**Raw data**
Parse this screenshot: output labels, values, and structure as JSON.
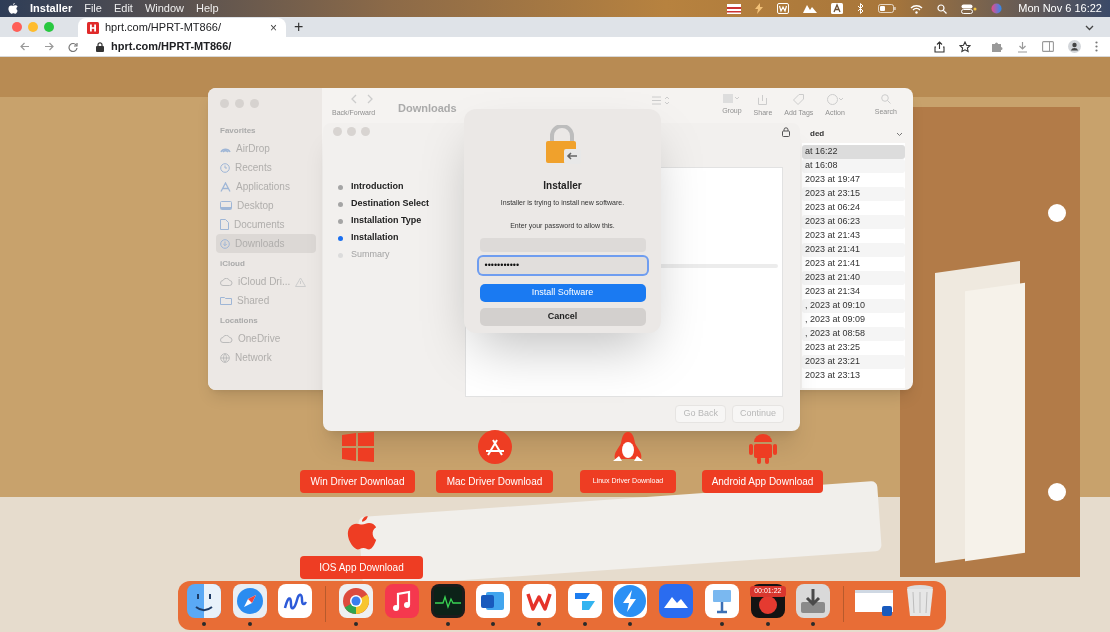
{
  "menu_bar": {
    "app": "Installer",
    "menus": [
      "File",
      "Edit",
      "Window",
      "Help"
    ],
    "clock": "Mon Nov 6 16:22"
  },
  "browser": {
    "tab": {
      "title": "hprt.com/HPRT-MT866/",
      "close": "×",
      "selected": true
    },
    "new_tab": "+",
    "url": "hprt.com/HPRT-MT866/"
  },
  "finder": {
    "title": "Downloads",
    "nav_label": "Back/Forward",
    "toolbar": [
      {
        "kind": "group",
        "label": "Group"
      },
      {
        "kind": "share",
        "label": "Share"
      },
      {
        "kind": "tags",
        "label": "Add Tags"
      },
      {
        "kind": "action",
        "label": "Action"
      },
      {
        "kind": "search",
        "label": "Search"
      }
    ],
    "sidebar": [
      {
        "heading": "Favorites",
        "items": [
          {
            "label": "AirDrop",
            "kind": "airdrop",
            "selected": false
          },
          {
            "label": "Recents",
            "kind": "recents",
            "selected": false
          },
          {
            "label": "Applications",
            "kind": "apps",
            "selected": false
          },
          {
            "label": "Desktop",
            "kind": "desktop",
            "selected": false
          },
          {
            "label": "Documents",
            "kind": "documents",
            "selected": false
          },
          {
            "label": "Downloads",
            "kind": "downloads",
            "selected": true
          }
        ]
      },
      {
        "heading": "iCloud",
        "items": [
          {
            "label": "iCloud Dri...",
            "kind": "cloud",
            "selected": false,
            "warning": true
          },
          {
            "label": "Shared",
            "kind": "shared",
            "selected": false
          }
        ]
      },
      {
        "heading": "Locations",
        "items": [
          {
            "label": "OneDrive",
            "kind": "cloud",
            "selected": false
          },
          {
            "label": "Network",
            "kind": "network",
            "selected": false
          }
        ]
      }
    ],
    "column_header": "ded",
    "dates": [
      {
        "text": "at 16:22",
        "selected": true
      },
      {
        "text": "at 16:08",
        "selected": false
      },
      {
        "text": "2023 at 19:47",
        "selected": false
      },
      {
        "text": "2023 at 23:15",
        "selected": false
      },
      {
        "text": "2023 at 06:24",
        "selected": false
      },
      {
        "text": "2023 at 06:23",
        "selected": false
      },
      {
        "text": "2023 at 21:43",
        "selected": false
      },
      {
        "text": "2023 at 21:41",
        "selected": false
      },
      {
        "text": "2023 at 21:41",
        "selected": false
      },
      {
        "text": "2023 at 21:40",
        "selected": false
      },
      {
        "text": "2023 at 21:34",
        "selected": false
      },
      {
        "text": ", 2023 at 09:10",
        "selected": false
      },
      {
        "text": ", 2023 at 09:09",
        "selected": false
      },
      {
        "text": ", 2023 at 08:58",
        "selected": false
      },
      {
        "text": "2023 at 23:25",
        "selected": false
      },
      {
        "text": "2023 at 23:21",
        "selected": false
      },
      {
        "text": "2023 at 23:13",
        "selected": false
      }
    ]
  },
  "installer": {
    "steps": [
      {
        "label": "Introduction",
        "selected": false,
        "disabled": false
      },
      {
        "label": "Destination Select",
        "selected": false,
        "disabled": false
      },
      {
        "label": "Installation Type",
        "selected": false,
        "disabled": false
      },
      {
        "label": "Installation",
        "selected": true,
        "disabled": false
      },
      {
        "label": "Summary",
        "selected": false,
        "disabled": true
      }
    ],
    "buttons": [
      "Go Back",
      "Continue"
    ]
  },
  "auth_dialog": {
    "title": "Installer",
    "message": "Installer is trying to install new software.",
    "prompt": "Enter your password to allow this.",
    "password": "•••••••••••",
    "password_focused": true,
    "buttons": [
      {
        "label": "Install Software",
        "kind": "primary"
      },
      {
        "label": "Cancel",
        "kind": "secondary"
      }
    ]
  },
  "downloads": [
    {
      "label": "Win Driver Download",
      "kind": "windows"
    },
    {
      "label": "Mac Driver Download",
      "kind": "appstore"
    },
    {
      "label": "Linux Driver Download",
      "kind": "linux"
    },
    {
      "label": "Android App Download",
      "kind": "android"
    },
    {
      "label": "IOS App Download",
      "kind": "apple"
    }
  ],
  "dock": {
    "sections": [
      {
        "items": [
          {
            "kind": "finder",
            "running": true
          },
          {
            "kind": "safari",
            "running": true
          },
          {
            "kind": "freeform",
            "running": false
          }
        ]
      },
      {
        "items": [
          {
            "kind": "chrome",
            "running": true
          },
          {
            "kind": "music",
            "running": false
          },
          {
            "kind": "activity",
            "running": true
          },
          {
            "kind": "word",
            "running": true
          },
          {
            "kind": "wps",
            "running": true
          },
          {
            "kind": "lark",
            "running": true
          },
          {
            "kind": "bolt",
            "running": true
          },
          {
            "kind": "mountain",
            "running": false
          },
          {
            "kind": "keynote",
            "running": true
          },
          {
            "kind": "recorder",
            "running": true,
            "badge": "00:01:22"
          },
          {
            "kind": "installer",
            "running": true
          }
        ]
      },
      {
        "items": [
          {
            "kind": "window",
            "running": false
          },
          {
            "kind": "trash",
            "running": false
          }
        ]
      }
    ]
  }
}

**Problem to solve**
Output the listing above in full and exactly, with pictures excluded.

**Reply to the exercise**
Parse this screenshot: output labels, values, and structure as JSON.
{
  "menu_bar": {
    "app": "Installer",
    "menus": [
      "File",
      "Edit",
      "Window",
      "Help"
    ],
    "clock": "Mon Nov 6 16:22"
  },
  "browser": {
    "tab": {
      "title": "hprt.com/HPRT-MT866/",
      "close": "×",
      "selected": true
    },
    "new_tab": "+",
    "url": "hprt.com/HPRT-MT866/"
  },
  "finder": {
    "title": "Downloads",
    "nav_label": "Back/Forward",
    "toolbar": [
      {
        "kind": "group",
        "label": "Group"
      },
      {
        "kind": "share",
        "label": "Share"
      },
      {
        "kind": "tags",
        "label": "Add Tags"
      },
      {
        "kind": "action",
        "label": "Action"
      },
      {
        "kind": "search",
        "label": "Search"
      }
    ],
    "sidebar": [
      {
        "heading": "Favorites",
        "items": [
          {
            "label": "AirDrop",
            "kind": "airdrop",
            "selected": false
          },
          {
            "label": "Recents",
            "kind": "recents",
            "selected": false
          },
          {
            "label": "Applications",
            "kind": "apps",
            "selected": false
          },
          {
            "label": "Desktop",
            "kind": "desktop",
            "selected": false
          },
          {
            "label": "Documents",
            "kind": "documents",
            "selected": false
          },
          {
            "label": "Downloads",
            "kind": "downloads",
            "selected": true
          }
        ]
      },
      {
        "heading": "iCloud",
        "items": [
          {
            "label": "iCloud Dri...",
            "kind": "cloud",
            "selected": false,
            "warning": true
          },
          {
            "label": "Shared",
            "kind": "shared",
            "selected": false
          }
        ]
      },
      {
        "heading": "Locations",
        "items": [
          {
            "label": "OneDrive",
            "kind": "cloud",
            "selected": false
          },
          {
            "label": "Network",
            "kind": "network",
            "selected": false
          }
        ]
      }
    ],
    "column_header": "ded",
    "dates": [
      {
        "text": "at 16:22",
        "selected": true
      },
      {
        "text": "at 16:08",
        "selected": false
      },
      {
        "text": "2023 at 19:47",
        "selected": false
      },
      {
        "text": "2023 at 23:15",
        "selected": false
      },
      {
        "text": "2023 at 06:24",
        "selected": false
      },
      {
        "text": "2023 at 06:23",
        "selected": false
      },
      {
        "text": "2023 at 21:43",
        "selected": false
      },
      {
        "text": "2023 at 21:41",
        "selected": false
      },
      {
        "text": "2023 at 21:41",
        "selected": false
      },
      {
        "text": "2023 at 21:40",
        "selected": false
      },
      {
        "text": "2023 at 21:34",
        "selected": false
      },
      {
        "text": ", 2023 at 09:10",
        "selected": false
      },
      {
        "text": ", 2023 at 09:09",
        "selected": false
      },
      {
        "text": ", 2023 at 08:58",
        "selected": false
      },
      {
        "text": "2023 at 23:25",
        "selected": false
      },
      {
        "text": "2023 at 23:21",
        "selected": false
      },
      {
        "text": "2023 at 23:13",
        "selected": false
      }
    ]
  },
  "installer": {
    "steps": [
      {
        "label": "Introduction",
        "selected": false,
        "disabled": false
      },
      {
        "label": "Destination Select",
        "selected": false,
        "disabled": false
      },
      {
        "label": "Installation Type",
        "selected": false,
        "disabled": false
      },
      {
        "label": "Installation",
        "selected": true,
        "disabled": false
      },
      {
        "label": "Summary",
        "selected": false,
        "disabled": true
      }
    ],
    "buttons": [
      "Go Back",
      "Continue"
    ]
  },
  "auth_dialog": {
    "title": "Installer",
    "message": "Installer is trying to install new software.",
    "prompt": "Enter your password to allow this.",
    "password": "•••••••••••",
    "password_focused": true,
    "buttons": [
      {
        "label": "Install Software",
        "kind": "primary"
      },
      {
        "label": "Cancel",
        "kind": "secondary"
      }
    ]
  },
  "downloads": [
    {
      "label": "Win Driver Download",
      "kind": "windows"
    },
    {
      "label": "Mac Driver Download",
      "kind": "appstore"
    },
    {
      "label": "Linux Driver Download",
      "kind": "linux"
    },
    {
      "label": "Android App Download",
      "kind": "android"
    },
    {
      "label": "IOS App Download",
      "kind": "apple"
    }
  ],
  "dock": {
    "sections": [
      {
        "items": [
          {
            "kind": "finder",
            "running": true
          },
          {
            "kind": "safari",
            "running": true
          },
          {
            "kind": "freeform",
            "running": false
          }
        ]
      },
      {
        "items": [
          {
            "kind": "chrome",
            "running": true
          },
          {
            "kind": "music",
            "running": false
          },
          {
            "kind": "activity",
            "running": true
          },
          {
            "kind": "word",
            "running": true
          },
          {
            "kind": "wps",
            "running": true
          },
          {
            "kind": "lark",
            "running": true
          },
          {
            "kind": "bolt",
            "running": true
          },
          {
            "kind": "mountain",
            "running": false
          },
          {
            "kind": "keynote",
            "running": true
          },
          {
            "kind": "recorder",
            "running": true,
            "badge": "00:01:22"
          },
          {
            "kind": "installer",
            "running": true
          }
        ]
      },
      {
        "items": [
          {
            "kind": "window",
            "running": false
          },
          {
            "kind": "trash",
            "running": false
          }
        ]
      }
    ]
  }
}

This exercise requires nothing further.